- _What the exercise asks_: Copy every line of the records below where the word "color" occurs.

- _Listed records_:

= = = = = = =

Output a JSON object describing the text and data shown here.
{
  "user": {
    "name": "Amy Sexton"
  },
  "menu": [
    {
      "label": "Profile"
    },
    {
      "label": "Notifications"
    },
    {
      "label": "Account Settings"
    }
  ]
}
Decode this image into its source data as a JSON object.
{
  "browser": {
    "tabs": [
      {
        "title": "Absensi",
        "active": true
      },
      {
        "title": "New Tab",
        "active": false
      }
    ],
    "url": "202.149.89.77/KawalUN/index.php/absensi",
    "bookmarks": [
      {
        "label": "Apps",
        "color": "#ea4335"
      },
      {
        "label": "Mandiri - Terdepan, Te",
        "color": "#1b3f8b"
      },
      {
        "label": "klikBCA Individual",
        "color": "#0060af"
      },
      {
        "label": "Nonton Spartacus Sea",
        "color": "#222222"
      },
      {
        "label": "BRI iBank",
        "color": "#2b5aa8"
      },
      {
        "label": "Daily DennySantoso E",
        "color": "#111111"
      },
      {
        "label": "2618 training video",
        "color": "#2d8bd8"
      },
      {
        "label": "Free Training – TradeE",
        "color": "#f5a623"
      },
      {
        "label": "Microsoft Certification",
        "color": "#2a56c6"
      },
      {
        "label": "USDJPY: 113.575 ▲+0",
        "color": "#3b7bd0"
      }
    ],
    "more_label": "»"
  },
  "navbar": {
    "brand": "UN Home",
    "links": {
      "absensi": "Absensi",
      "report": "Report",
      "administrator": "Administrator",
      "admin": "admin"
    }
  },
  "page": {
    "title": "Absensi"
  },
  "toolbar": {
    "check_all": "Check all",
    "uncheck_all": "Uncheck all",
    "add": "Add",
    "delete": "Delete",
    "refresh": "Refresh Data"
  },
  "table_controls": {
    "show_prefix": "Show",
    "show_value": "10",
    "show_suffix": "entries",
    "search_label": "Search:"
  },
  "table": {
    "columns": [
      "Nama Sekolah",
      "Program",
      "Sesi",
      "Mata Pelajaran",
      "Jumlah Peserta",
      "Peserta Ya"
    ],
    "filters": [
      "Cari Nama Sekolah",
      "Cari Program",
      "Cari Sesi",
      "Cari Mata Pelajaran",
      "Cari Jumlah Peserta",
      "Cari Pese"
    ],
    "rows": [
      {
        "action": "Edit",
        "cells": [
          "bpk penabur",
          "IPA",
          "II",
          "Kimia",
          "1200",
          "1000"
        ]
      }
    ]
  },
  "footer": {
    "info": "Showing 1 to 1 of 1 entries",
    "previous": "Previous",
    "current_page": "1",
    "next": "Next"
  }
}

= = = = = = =

- _Output of the exercise_:
        "color": "#ea4335"
        "color": "#1b3f8b"
        "color": "#0060af"
        "color": "#222222"
        "color": "#2b5aa8"
        "color": "#111111"
        "color": "#2d8bd8"
        "color": "#f5a623"
        "color": "#2a56c6"
        "color": "#3b7bd0"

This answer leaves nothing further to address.